The arguments between Drishya and Siddhartha take you back to a time when the civil war was at its peak. The frequent use of phrases like bourgeois education, elimination of poverty, emancipation from age-old traditions make you realize how history was real and people were ready to die for the radical change that was supposed to happen. The whole scene between Drishya and Palpasa’s grandmother makes you smile with a childlike wonder. At one point, she tells Drishya that an individual’s voice is enough to stop people from disappearing. This sentence almost haunts you because it reminds you of the atrocities that happened during the war. Bimal Subedi’s direction impressed me when this dialogue was delivered, as the scene takes you from a relaxed moment to a thought-provoking one.
The use of songs like “gau gau bata utha” and “rato ra chandra surya” by the two opposing armies is quite significant to depict the two conflicting viewpoints, loyalties and philosophies. Similarly, the agony of a father who has to hand over his daughter to the rebels, not knowing whether she will make it back home someday, and that her future is doomed without a formal education is represented accurately.
The lights, sound effects and stage production of the play are thoughtfully researched and presented. The usage of balloons and utensils to create sound effects of bombardments is quite creative. The masked dancers in between the scenes and the crawling of human bodies on the floor contribute to a mystical aura to the play.
As a person who watched the play after reading the book, I could comprehend it very well. However, for a viewer who has never read the book, the play does not flow quite naturally and it feels like some scenes are random in spite of being powerful. However, a book of such magnitude has been made beautifully, and the attempt certainly required a lot of research and hard work. While the noise of upcoming elections is quite loud, the play is a must-watch to remind us of what we sacrificed and why we should question the intentions and credibility of our politicians.

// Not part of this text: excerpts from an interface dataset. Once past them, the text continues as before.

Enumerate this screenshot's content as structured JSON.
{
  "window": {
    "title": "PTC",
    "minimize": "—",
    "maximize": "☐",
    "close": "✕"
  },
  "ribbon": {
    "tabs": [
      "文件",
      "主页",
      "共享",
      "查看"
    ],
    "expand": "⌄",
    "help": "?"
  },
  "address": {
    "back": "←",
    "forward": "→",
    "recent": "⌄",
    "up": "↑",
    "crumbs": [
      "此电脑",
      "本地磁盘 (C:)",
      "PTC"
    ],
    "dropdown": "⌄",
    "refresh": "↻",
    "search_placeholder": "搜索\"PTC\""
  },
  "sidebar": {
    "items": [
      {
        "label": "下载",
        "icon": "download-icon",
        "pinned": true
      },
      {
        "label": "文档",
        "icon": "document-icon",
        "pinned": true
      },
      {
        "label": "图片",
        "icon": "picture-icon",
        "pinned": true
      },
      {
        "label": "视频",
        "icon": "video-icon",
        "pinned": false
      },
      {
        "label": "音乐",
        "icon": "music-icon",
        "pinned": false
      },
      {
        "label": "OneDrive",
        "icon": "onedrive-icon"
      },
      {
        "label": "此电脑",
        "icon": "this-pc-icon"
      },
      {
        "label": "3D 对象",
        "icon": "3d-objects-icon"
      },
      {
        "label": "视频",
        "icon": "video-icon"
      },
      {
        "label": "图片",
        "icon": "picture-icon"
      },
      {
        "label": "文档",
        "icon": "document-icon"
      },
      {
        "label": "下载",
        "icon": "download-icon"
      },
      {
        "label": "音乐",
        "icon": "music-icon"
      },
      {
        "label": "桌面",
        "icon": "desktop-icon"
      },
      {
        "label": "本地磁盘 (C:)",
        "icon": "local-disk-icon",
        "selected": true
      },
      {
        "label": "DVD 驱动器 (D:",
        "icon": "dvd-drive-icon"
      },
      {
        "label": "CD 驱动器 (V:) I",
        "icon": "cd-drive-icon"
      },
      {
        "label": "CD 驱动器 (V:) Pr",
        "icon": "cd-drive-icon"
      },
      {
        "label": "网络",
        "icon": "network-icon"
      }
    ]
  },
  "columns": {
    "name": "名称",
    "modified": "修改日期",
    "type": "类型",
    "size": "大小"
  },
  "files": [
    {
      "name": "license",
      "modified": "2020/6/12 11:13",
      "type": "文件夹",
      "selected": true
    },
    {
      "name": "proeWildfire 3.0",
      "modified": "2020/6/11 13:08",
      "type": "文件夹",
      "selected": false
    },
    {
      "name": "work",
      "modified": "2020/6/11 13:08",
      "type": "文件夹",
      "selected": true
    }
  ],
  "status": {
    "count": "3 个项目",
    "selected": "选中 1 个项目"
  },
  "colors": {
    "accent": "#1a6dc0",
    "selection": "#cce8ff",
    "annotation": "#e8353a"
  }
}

(Palpasa Café is on Mandala Theatre till May 8.)
Nabina Adhikari is pursuing her MPhil degree in English literature.